ECCO Sport Yucatan
ECCO packed so much support and comfort into the Yucatan, it wears more like a shoe with oversized vents than a sandal. The entire strap structure is lined with neoprene to make this sandal super comfortable and eliminate chafing in places you'd expect to find it on other models. The midsole is thick and supportive, and has a lining that makes it a lot softer than other sandals in the category too (again, it's kind of like a shoe in this way). Made with leather, the Yucatan is a chunkier sandal and doesn't have that traditional outdoorsy look, and it's also more expensive than our other picks.
Xero Shoes Z-Trail EV
Weighing in at a scant 5.4 ounces, the Z-Trail EV is as light as a hiking sandal gets. It eschews thick straps, extra padding and oversized buckles but it drops most of its weight by using a super-thin 10-millimeter sole. Nevertheless, the sole still comes with the hallmarks of a hiking sandal, including a foam footbed and lugged outsole. Keep in mind that there's little between your foot and the ground though, so expect to feel rocks even if they can't pierce through these layers. The Z-Trail EV is best for shorter hikes and water activities, or people who want a protected barefoot walking feel.
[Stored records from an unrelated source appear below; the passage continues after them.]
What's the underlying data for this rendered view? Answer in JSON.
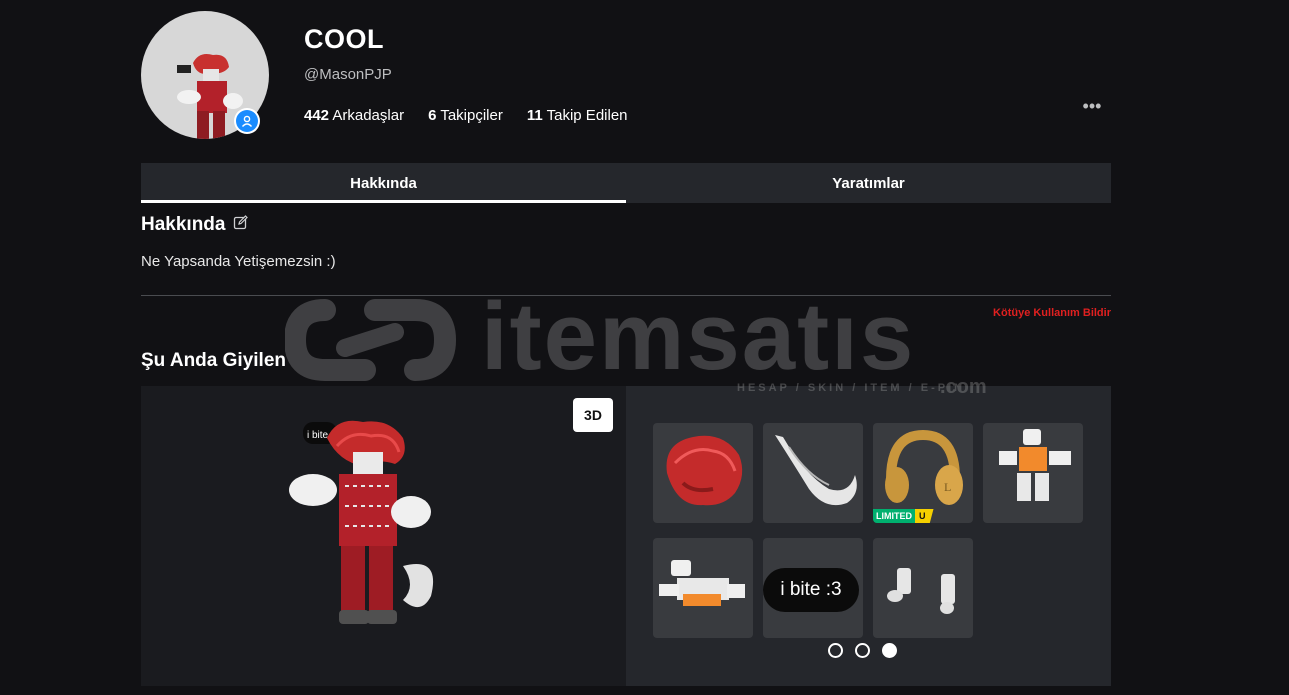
{
  "profile": {
    "display_name": "COOL",
    "username": "@MasonPJP",
    "stats": {
      "friends_count": "442",
      "friends_label": "Arkadaşlar",
      "followers_count": "6",
      "followers_label": "Takipçiler",
      "following_count": "11",
      "following_label": "Takip Edilen"
    },
    "more_icon": "ellipsis-icon",
    "more_glyph": "•••"
  },
  "tabs": [
    {
      "label": "Hakkında",
      "active": true
    },
    {
      "label": "Yaratımlar",
      "active": false
    }
  ],
  "about": {
    "title": "Hakkında",
    "edit_icon": "edit-icon",
    "description": "Ne Yapsanda Yetişemezsin :)",
    "report_label": "Kötüye Kullanım Bildir"
  },
  "wearing": {
    "title": "Şu Anda Giyilen",
    "view_3d_label": "3D",
    "avatar_speech_label": "i bite",
    "items": [
      {
        "name": "red-hair"
      },
      {
        "name": "white-tail"
      },
      {
        "name": "gold-headphones",
        "badge_limited": "LIMITED",
        "badge_u": "U"
      },
      {
        "name": "orange-shirt-figure"
      },
      {
        "name": "orange-pants-figure"
      },
      {
        "name": "speech-bubble",
        "bubble_text": "i bite :3"
      },
      {
        "name": "white-arms"
      }
    ],
    "pages": 3,
    "current_page": 3
  },
  "watermark": {
    "brand": "itemsatıs",
    "tagline": "HESAP / SKIN / ITEM / E-PIN",
    "suffix": ".com"
  },
  "colors": {
    "background": "#111114",
    "tab_bg": "#25272c",
    "card_bg": "#393b3f",
    "report_red": "#e02020",
    "presence_blue": "#1a8cff",
    "limited_green": "#00b06f",
    "limited_yellow": "#f5d000"
  }
}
Flip-flops are great for casual wear but, for all their wonderful qualities, are not great adventure sandals; they’re too minimal and often quite breakable. But leaving the heel free to breath is nice (and prevents abrasion to one of the foot’s most blister-prone areas). Freewaters approached the zero-sum situation by axing the heel piece and leaving a Velcro strap over the top of the foot. It also included a soft foam platform and a supportive arch. We've found that it's not as ideal for hiking as others on this list, but is perfect for short-range adventures and everyday use that you'd typically choose a flip-flop for.
Chaco Odyssey Sandal
One of Chaco’s more recent releases, the Odyssey is part sandal, part hiking shoe, part Nike Flyknit. It's a water shoe that's ideal for rafting and wading, but its rugged sole can handle hiking trails, too — one Gear Patrol contributor experienced just how well it handles both during a packrafting trip in Alaska's Kennicott Wilderness. Plus, the extra coverage provided by the mesh upper and toe overlays adds protection without sacrificing one of the best things about wearing sandals: breathability. The only con with this sandal is that the extra material that protects the toe and brings added support can become a trap for debris, though it's easy enough to shake that stuff out.